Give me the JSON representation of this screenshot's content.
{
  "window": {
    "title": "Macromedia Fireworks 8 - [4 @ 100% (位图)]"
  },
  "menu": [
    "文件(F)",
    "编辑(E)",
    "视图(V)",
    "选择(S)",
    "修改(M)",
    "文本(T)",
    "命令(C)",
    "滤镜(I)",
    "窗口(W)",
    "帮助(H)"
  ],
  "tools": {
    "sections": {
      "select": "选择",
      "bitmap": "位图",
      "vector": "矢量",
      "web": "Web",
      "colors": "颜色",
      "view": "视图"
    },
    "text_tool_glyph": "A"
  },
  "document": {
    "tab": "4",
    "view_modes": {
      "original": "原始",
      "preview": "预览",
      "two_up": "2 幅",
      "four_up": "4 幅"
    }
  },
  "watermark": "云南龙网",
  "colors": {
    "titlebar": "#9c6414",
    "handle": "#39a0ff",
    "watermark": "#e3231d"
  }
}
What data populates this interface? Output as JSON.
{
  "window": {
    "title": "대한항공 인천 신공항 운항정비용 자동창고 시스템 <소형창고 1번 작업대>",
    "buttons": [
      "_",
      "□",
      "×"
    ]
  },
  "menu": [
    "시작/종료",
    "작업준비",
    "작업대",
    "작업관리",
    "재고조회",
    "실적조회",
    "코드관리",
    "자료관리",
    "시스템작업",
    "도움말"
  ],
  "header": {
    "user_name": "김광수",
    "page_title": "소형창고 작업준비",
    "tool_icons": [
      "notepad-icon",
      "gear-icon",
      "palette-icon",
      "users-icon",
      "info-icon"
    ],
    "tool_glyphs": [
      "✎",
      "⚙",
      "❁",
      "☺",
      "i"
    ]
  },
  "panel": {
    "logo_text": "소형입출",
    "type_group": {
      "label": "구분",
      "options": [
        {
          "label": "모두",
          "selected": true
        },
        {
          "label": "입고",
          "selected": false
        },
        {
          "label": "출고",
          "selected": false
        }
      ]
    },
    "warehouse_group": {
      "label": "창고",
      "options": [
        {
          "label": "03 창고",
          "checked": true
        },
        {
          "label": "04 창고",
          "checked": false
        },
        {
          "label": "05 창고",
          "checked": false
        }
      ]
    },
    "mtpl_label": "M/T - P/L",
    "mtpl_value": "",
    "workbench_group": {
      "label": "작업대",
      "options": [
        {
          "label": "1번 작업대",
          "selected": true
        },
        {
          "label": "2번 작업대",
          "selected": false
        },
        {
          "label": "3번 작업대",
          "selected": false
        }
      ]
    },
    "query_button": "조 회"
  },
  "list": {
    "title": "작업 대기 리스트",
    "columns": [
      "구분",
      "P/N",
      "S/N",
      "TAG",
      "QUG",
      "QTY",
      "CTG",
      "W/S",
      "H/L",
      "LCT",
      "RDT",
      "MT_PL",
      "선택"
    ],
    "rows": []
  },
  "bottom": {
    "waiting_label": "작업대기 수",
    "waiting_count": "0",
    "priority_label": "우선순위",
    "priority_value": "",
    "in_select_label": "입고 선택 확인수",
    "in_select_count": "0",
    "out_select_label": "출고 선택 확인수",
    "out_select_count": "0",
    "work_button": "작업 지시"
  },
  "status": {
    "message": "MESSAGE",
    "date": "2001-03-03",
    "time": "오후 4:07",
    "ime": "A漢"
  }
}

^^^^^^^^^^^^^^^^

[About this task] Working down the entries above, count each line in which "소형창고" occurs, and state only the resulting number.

[Answer for the task] 2